Requirement -
Go through the listing and return every line with "Количество" in it.

Supplied data -
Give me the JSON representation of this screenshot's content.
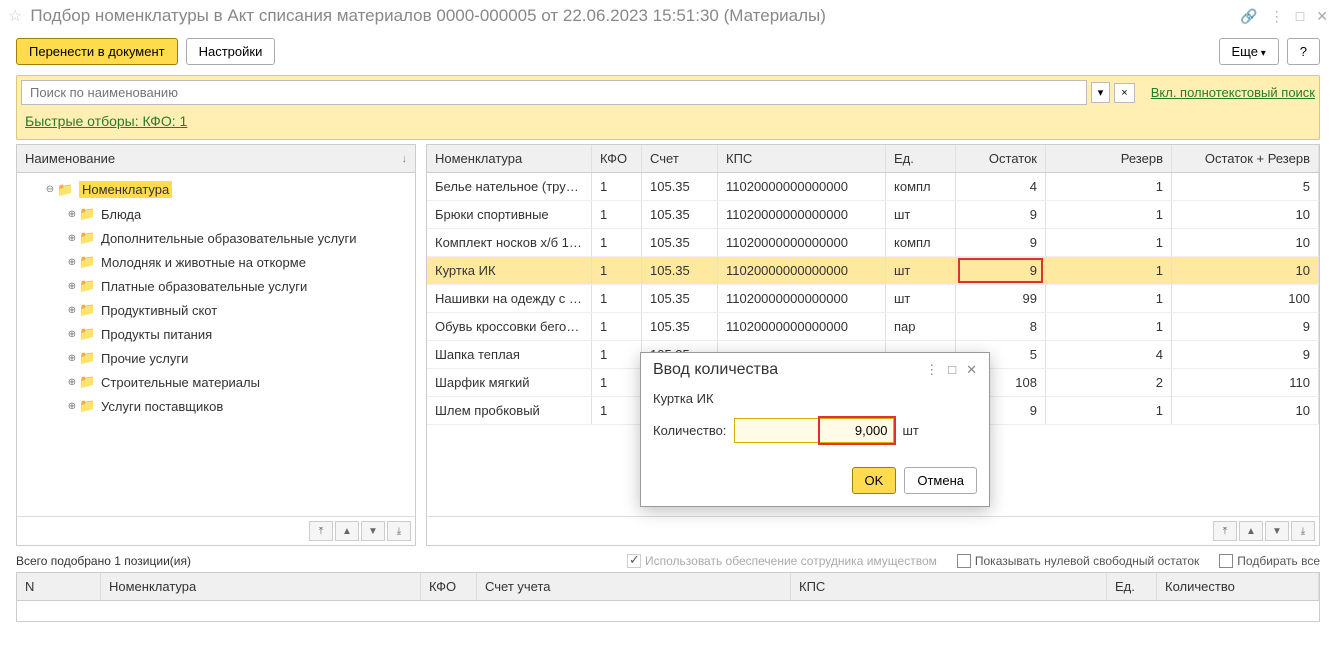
{
  "window": {
    "title": "Подбор номенклатуры в Акт списания материалов 0000-000005 от 22.06.2023 15:51:30 (Материалы)"
  },
  "toolbar": {
    "transfer": "Перенести в документ",
    "settings": "Настройки",
    "more": "Еще",
    "help": "?"
  },
  "filter": {
    "search_placeholder": "Поиск по наименованию",
    "fulltext_link": "Вкл. полнотекстовый поиск",
    "quick_filters": "Быстрые отборы: КФО: 1"
  },
  "tree": {
    "header": "Наименование",
    "root": "Номенклатура",
    "items": [
      "Блюда",
      "Дополнительные образовательные услуги",
      "Молодняк и животные на откорме",
      "Платные образовательные услуги",
      "Продуктивный скот",
      "Продукты питания",
      "Прочие услуги",
      "Строительные материалы",
      "Услуги поставщиков"
    ]
  },
  "table": {
    "headers": {
      "nom": "Номенклатура",
      "kfo": "КФО",
      "acct": "Счет",
      "kps": "КПС",
      "unit": "Ед.",
      "ost": "Остаток",
      "res": "Резерв",
      "total": "Остаток + Резерв"
    },
    "rows": [
      {
        "nom": "Белье нательное (тру…",
        "kfo": "1",
        "acct": "105.35",
        "kps": "11020000000000000",
        "unit": "компл",
        "ost": "4",
        "res": "1",
        "total": "5"
      },
      {
        "nom": "Брюки спортивные",
        "kfo": "1",
        "acct": "105.35",
        "kps": "11020000000000000",
        "unit": "шт",
        "ost": "9",
        "res": "1",
        "total": "10"
      },
      {
        "nom": "Комплект носков х/б 1…",
        "kfo": "1",
        "acct": "105.35",
        "kps": "11020000000000000",
        "unit": "компл",
        "ost": "9",
        "res": "1",
        "total": "10"
      },
      {
        "nom": "Куртка ИК",
        "kfo": "1",
        "acct": "105.35",
        "kps": "11020000000000000",
        "unit": "шт",
        "ost": "9",
        "res": "1",
        "total": "10"
      },
      {
        "nom": "Нашивки на одежду с …",
        "kfo": "1",
        "acct": "105.35",
        "kps": "11020000000000000",
        "unit": "шт",
        "ost": "99",
        "res": "1",
        "total": "100"
      },
      {
        "nom": "Обувь кроссовки бего…",
        "kfo": "1",
        "acct": "105.35",
        "kps": "11020000000000000",
        "unit": "пар",
        "ost": "8",
        "res": "1",
        "total": "9"
      },
      {
        "nom": "Шапка теплая",
        "kfo": "1",
        "acct": "105.35",
        "kps": "",
        "unit": "",
        "ost": "5",
        "res": "4",
        "total": "9"
      },
      {
        "nom": "Шарфик мягкий",
        "kfo": "1",
        "acct": "",
        "kps": "",
        "unit": "",
        "ost": "108",
        "res": "2",
        "total": "110"
      },
      {
        "nom": "Шлем пробковый",
        "kfo": "1",
        "acct": "",
        "kps": "",
        "unit": "",
        "ost": "9",
        "res": "1",
        "total": "10"
      }
    ],
    "highlighted_index": 3,
    "boxed_cell": {
      "row": 3,
      "col": "ost"
    }
  },
  "status": {
    "text": "Всего подобрано 1 позиции(ия)",
    "use_provision": "Использовать обеспечение сотрудника имуществом",
    "show_zero": "Показывать нулевой свободный остаток",
    "select_all": "Подбирать все"
  },
  "bottom_table": {
    "headers": {
      "n": "N",
      "nom": "Номенклатура",
      "kfo": "КФО",
      "acct": "Счет учета",
      "kps": "КПС",
      "unit": "Ед.",
      "qty": "Количество"
    }
  },
  "dialog": {
    "title": "Ввод количества",
    "item": "Куртка ИК",
    "qty_label": "Количество:",
    "qty_value": "9,000",
    "unit": "шт",
    "ok": "OK",
    "cancel": "Отмена"
  }
}
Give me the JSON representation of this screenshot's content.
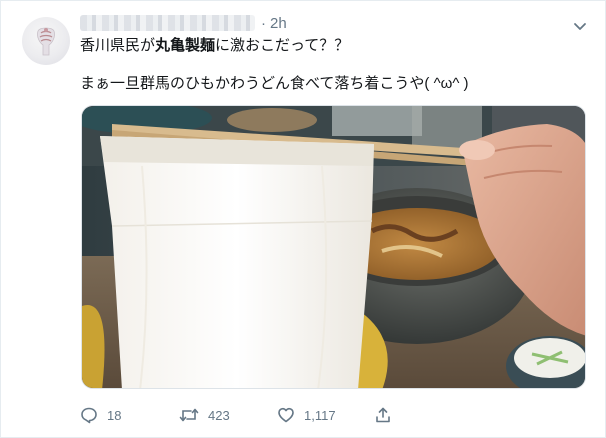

Answer to the problem -
      "qty": "Количество"
    "qty_label": "Количество:",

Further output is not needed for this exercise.